William Cuffay (1788 – July 1870) was a Chartist leader in early Victorian London. Cuffay was the son of a Gillingham, Kent woman and a black man who was previously enslaved and originally from Saint Kitts (then a British colony). He was born in 1788 in Old Brompton, an area of the Medway Towns that is now in Gillingham.

Samuel Coleridge-Taylor, composer (1875-1912)

The Rev. Dr. Martin Luther King Jr. during a break at the award ceremony for his Nobel Peace Prize in 1964.

‘World’s Ugliest Woman’ Finally Given a Dignified Burial, 153 Years After Her Death

‘World’s Ugliest Woman’ Finally Given a Dignified Burial, 153 Years After Her Death She was called “bear woman,” “the bearded and hairy lady” and once described as the hybrid of a human and an orangutan. Throughout her life, her husband exhibited her as a freak of nature on a worldwide tour.

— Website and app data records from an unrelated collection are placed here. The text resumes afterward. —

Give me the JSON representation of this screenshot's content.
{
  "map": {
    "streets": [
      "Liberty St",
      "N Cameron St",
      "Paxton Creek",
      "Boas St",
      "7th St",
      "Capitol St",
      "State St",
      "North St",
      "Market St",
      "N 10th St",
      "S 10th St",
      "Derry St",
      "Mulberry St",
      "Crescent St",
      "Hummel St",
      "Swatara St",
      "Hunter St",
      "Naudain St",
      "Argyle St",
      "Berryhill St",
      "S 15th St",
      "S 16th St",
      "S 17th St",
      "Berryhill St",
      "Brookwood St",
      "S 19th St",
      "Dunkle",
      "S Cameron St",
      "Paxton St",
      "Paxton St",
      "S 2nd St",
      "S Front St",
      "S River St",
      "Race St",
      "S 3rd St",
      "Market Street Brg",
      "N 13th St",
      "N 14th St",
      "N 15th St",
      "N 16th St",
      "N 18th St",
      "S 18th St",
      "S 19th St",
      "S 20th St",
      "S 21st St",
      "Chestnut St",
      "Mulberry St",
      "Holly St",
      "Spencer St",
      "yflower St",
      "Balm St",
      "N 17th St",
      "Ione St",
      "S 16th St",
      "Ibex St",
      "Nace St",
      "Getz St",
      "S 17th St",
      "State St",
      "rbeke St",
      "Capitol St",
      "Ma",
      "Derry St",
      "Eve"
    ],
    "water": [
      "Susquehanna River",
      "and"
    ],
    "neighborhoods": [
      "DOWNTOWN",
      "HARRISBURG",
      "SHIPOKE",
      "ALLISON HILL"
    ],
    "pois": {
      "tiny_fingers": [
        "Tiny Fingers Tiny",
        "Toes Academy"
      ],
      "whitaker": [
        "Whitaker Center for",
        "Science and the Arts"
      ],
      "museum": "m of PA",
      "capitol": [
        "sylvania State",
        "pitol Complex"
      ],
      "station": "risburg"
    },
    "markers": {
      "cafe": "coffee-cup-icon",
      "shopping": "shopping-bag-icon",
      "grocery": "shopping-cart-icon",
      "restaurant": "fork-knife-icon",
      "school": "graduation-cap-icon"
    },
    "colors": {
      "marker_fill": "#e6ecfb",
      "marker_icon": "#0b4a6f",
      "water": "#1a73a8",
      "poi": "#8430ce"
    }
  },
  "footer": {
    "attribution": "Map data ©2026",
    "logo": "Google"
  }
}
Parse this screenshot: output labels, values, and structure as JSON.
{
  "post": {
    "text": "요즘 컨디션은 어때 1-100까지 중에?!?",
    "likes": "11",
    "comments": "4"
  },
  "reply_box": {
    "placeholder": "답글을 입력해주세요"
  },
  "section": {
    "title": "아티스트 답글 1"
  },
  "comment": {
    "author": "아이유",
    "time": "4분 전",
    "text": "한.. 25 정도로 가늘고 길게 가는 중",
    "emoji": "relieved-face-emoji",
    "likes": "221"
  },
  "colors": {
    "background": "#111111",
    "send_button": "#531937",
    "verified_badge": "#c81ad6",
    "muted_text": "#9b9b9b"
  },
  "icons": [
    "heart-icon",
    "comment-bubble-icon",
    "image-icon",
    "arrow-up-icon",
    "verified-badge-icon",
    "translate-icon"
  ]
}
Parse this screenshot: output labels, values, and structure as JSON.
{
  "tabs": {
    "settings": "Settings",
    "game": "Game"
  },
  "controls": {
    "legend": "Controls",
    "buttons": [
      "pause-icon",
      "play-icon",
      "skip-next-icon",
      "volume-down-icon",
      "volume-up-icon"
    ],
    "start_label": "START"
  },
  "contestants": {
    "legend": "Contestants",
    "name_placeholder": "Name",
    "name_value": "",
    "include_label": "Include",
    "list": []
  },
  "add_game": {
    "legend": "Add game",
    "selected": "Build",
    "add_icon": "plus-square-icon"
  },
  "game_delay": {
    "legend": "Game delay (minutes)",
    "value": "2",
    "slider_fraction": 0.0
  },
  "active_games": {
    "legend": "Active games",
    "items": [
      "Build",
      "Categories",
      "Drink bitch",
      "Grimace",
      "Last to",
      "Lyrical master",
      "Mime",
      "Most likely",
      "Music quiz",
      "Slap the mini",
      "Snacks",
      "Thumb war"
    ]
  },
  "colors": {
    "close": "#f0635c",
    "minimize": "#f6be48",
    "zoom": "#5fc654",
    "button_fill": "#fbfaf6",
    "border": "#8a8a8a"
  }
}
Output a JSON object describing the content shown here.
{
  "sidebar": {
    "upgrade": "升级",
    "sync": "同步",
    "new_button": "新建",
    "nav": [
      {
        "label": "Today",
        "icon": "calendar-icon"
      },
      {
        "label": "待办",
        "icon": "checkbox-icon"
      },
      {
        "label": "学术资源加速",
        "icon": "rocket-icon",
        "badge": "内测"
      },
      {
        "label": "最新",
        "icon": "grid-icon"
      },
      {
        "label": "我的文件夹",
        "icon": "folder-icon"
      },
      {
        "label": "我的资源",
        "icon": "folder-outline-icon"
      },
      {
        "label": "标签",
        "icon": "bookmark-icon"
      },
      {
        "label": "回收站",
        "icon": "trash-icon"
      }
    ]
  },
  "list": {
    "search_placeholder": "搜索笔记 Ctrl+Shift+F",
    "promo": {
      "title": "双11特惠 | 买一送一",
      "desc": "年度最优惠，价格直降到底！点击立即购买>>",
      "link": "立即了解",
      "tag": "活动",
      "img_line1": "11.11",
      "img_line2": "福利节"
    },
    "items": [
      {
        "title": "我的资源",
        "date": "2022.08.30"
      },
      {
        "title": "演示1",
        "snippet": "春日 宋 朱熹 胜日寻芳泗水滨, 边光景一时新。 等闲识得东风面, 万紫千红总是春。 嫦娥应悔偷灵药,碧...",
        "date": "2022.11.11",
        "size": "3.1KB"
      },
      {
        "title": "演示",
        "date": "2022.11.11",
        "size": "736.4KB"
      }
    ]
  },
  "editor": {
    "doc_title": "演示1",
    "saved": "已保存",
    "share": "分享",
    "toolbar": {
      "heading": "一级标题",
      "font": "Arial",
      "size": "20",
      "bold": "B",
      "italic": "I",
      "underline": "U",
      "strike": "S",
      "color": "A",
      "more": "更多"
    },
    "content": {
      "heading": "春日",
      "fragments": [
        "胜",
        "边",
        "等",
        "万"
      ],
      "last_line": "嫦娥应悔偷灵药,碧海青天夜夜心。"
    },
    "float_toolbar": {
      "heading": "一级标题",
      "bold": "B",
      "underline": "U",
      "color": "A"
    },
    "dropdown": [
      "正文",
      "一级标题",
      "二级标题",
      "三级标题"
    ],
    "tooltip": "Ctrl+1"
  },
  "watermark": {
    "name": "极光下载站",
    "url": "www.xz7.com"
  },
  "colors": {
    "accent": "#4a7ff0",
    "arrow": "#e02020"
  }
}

She passed away in 1860 but was never given a proper burial — instead, she was mummified so she could continue being displayed as a circus object. But on Tuesday, she was finally buried.


Samuel Coleridge-Taylor.Samuel Coleridge-Taylor (15 August 1875 – 1 September 1912) was an English composer of Creole descent who achieved such success that he was once called the "African Mahler". The last formal portrait

Jeremiah "Jerry" Alvin Jones (March 30, 1858 - November 23, 1950) was a Black Canadian soldier who served in World War I. He was apparently recommended for a Distinguished Conduct Medal but there is no record of his having received it.Campaigns to have him receive the medal posthumously eventually resulted in his being awarded the Canadian Forces Medallion for Distinguished Service on February 22, 2010.

On May 5, 1905, Robert Sengstacke Abbott founded the Chicago Defender with an initial investment of 25 cents and a press run of 300 copies. Five years later, the Chicago Defender began to attract a national audience and had a major influence on the Great Migration, culture, and the struggle for civil and human rights.